(RECORDS FOR THE TASK Opens)
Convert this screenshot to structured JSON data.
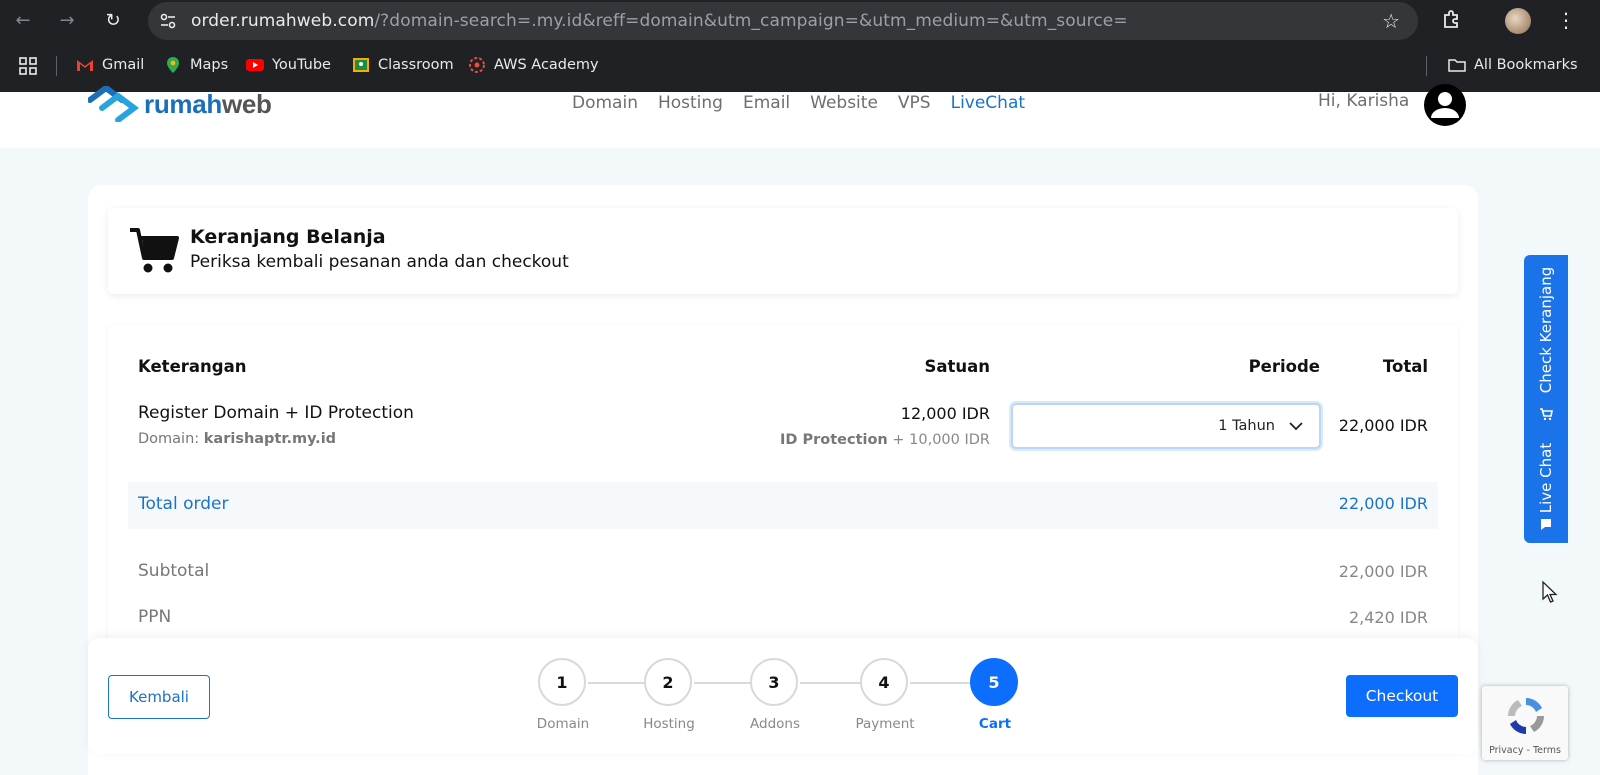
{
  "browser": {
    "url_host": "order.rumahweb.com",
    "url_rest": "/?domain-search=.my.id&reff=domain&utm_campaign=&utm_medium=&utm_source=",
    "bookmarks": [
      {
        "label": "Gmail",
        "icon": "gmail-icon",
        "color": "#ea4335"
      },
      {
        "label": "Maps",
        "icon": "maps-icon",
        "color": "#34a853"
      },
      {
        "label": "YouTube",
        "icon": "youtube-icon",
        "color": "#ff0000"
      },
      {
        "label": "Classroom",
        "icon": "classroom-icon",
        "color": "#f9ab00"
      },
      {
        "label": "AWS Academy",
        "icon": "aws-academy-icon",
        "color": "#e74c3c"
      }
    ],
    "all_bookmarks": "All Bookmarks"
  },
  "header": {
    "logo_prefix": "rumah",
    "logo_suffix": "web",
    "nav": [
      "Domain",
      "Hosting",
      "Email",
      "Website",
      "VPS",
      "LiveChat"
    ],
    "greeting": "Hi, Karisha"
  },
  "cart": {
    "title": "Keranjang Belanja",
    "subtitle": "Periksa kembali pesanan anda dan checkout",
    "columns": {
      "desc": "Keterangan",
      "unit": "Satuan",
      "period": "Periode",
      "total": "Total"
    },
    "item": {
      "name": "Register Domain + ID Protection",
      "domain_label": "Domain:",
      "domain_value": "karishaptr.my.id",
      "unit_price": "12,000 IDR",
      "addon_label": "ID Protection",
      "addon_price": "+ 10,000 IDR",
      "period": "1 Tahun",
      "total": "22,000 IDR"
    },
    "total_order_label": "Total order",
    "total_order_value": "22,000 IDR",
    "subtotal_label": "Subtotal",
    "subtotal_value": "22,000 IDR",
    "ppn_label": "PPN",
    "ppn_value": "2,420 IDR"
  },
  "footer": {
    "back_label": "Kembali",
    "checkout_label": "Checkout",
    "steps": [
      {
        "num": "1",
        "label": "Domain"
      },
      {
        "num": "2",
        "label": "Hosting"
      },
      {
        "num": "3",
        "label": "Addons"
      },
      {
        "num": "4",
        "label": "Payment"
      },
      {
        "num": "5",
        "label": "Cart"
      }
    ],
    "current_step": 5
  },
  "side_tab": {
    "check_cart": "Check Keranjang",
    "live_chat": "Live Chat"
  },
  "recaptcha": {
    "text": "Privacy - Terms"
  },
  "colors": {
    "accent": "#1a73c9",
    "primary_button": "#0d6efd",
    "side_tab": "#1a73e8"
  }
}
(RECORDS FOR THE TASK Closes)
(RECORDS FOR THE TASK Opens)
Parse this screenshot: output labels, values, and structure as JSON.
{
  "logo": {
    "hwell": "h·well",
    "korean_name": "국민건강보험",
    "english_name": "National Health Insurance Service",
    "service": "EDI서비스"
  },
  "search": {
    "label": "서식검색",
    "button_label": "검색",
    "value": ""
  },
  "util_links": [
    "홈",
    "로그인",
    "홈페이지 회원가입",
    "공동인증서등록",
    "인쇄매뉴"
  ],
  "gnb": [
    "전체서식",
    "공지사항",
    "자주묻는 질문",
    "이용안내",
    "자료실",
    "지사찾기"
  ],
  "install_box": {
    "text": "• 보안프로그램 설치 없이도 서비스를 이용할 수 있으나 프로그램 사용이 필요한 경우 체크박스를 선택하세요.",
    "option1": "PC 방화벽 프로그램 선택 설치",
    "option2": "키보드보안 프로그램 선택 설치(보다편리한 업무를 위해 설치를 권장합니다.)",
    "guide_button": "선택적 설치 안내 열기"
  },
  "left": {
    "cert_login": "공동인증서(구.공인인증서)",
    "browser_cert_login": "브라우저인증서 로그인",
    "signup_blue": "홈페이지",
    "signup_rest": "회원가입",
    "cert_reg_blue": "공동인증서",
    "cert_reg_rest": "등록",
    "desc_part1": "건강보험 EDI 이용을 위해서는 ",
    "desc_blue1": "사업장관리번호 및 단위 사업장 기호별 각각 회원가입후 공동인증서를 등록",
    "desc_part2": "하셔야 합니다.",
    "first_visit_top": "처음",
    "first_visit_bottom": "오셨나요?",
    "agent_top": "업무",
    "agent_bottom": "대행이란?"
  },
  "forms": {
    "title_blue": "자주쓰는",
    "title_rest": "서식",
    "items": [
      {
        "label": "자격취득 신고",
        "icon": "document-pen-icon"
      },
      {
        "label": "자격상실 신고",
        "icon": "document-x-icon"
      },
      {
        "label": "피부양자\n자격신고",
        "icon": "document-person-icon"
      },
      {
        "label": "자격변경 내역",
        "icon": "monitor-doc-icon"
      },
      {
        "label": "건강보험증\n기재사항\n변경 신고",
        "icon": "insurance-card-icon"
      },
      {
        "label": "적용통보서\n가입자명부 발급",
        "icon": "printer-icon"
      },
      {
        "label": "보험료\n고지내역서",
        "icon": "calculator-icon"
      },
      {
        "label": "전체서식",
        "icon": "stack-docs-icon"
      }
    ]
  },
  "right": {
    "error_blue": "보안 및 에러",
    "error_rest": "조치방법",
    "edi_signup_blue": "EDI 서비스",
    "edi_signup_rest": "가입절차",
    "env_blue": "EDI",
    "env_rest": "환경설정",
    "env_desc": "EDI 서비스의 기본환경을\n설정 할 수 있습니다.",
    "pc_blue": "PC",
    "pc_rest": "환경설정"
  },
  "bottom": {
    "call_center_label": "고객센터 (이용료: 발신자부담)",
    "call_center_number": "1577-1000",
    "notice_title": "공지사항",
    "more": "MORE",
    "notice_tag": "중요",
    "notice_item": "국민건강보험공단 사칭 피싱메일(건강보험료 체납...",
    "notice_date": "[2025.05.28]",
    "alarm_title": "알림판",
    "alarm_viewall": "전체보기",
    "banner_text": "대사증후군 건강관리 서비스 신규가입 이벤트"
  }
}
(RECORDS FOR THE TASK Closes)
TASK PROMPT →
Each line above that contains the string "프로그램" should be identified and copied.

RESPONSE BOX →
    "text": "• 보안프로그램 설치 없이도 서비스를 이용할 수 있으나 프로그램 사용이 필요한 경우 체크박스를 선택하세요.",
    "option1": "PC 방화벽 프로그램 선택 설치",
    "option2": "키보드보안 프로그램 선택 설치(보다편리한 업무를 위해 설치를 권장합니다.)",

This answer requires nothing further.